→ What to work on
Reproduce the records below exactly, leaving out any pictures.

→ Information
"""

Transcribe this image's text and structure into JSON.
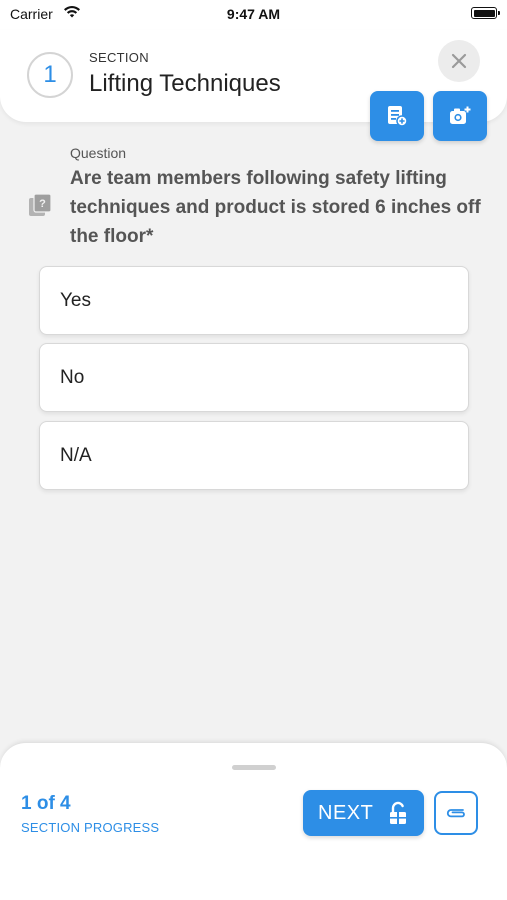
{
  "status_bar": {
    "carrier": "Carrier",
    "time": "9:47 AM"
  },
  "header": {
    "section_number": "1",
    "section_caption": "SECTION",
    "section_title": "Lifting Techniques"
  },
  "question": {
    "caption": "Question",
    "text": "Are team members  following safety lifting techniques and product is stored 6 inches off the floor*"
  },
  "options": [
    {
      "label": "Yes"
    },
    {
      "label": "No"
    },
    {
      "label": "N/A"
    }
  ],
  "footer": {
    "progress_count": "1 of 4",
    "progress_label": "SECTION PROGRESS",
    "next_label": "NEXT"
  },
  "colors": {
    "accent": "#2d8ee6",
    "background": "#f2f2f2",
    "text_muted": "#555555"
  },
  "icons": [
    "wifi-icon",
    "battery-icon",
    "close-icon",
    "add-note-icon",
    "add-photo-icon",
    "question-icon",
    "unlock-icon",
    "paperclip-icon"
  ]
}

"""

→ Reply to the task
Transcribe this image's text and structure into JSON.
{
  "status_bar": {
    "carrier": "Carrier",
    "time": "9:47 AM"
  },
  "header": {
    "section_number": "1",
    "section_caption": "SECTION",
    "section_title": "Lifting Techniques"
  },
  "question": {
    "caption": "Question",
    "text": "Are team members  following safety lifting techniques and product is stored 6 inches off the floor*"
  },
  "options": [
    {
      "label": "Yes"
    },
    {
      "label": "No"
    },
    {
      "label": "N/A"
    }
  ],
  "footer": {
    "progress_count": "1 of 4",
    "progress_label": "SECTION PROGRESS",
    "next_label": "NEXT"
  },
  "colors": {
    "accent": "#2d8ee6",
    "background": "#f2f2f2",
    "text_muted": "#555555"
  },
  "icons": [
    "wifi-icon",
    "battery-icon",
    "close-icon",
    "add-note-icon",
    "add-photo-icon",
    "question-icon",
    "unlock-icon",
    "paperclip-icon"
  ]
}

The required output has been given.